The people of the city demanded justice for the outrageous behaviour of the Town Guard. Porteous was arrested and brought before the magistrates, who had no choice but to commit him to the Tolbooth Prison, to await trial. He was brought to trial on 5th July 1736 and charged with Murder and Maiming. Captain Porteous claimed in his defence that he had only threatened the crowd in case they had attempted to seize Wilson’s body and revive him.
Captain John Porteous was nonetheless found guilty and sentenced to hang. Several of his friends petitioned Queen Catherine, in the absence of her husband, King George II, for a pardon. She granted a Porteous a six week reprieve and it was believed a full pardon would soon follow.
THE DEATH OF CAPTAIN PORTEOUS
As the rumour spread through the town that Porteous was going to go unpunished the Edinburgh Mob began to gather and demand justice. Their ranks quickly swelled into the thousands and on the night of the 7th of September 1736 they attacked the town Guardhouse where they seized muskets and Lochaber axes. The men of the Town Guard fled to the safety of Edinburgh Castle leaving Porteous alone in his cell in the Tolbooth, listening to the mob in the street outside baying for his blood.
With no’one to stop them the Mob assaulted the stout door to the Tolbooth but it withstood their best efforts until someone laid a fire against it and finally it gave way. The Mob surged into the grim prison and snatched the shrieking Captain Porteous from his cell and dragged him over the cobbles of the Royal Mile back to the scene of his massacre. All the while he was beaten, kicked and pelted with filth as his cries for mercy went unheeded.
As the Mob pulled him down the steep slope of the West Bow they broke into a draper’s shop for a length of rope, leaving a guinea to pay for it as they left. The vast crowd secured the rope from a dyer’s pole close by the shadows of the gallows where he had ordered his men to open fire on the people. Those people now took the vengeance on the unlucky policeman as he was lynched. Even as he struggled for life he was beaten and battered before the crowd dropped him to the ground before pulling his still living body aloft again. This was done three times before death finally claimed Porteous and his awful suffering finally ceased under the blows of a Lochaber axe. His corpse was left to dangle for the amusement of the masses who as quickly as they had formed now split asunder to return to their normal tasks as though they had never been part of the lynching.

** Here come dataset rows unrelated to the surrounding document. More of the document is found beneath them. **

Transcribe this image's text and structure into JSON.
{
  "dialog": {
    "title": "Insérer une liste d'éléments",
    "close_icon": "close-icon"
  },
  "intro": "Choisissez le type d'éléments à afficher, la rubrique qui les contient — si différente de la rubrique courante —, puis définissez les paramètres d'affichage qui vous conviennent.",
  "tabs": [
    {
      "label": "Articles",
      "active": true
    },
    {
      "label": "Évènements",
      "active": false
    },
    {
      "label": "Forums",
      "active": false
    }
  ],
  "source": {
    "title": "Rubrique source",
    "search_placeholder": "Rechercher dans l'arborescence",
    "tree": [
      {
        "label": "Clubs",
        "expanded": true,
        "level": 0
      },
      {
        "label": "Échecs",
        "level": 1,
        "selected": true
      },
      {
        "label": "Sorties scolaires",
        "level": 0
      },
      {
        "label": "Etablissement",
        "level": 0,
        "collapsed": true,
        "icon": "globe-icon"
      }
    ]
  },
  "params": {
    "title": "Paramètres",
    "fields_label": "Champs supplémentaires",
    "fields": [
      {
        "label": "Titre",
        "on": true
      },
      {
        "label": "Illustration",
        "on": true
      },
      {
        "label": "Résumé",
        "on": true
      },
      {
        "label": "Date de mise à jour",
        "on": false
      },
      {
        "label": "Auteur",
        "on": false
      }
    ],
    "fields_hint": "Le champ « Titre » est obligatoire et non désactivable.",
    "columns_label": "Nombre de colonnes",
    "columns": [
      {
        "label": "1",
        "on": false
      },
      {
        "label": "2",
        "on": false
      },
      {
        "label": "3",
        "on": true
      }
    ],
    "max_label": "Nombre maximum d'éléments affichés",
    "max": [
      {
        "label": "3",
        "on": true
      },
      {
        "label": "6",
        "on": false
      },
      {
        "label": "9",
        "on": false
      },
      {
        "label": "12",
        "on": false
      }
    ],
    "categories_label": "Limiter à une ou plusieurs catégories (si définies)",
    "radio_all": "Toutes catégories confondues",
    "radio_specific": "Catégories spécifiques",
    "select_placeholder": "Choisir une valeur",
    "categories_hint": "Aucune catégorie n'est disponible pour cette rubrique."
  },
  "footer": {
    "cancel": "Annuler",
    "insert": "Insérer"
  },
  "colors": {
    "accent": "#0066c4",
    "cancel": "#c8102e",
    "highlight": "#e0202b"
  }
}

Government attempts to find the ringleaders of the riots were in vain, despite a reward of £200 being offered – a fortune in those days. None would talk and the few men arrested were soon acquitted due to lack of evidence. No’one had seen anything out of the ordinary that evening in early September!
Captain John Porteous was buried in Greyfriar’s Churchyard, near the Grassmarket and the scene of his cruel death. For many years his grave was only marked by a simple post marked ‘P 1736’ until Edinburgh Corporation placed a small inscribed memorial on his grave.
The hated Tolbooth Prison is long gone but just beside St Giles Kirk there are a set of cobblestones laid out in the shape of a heart – the ‘Heart of Midlothian’ – at the site of where the prison door once stood. It is today a tradition for the citizens of Edinburgh to spit on the heart as they go by for good luck and as a continuing act of contempt for that reviled institution.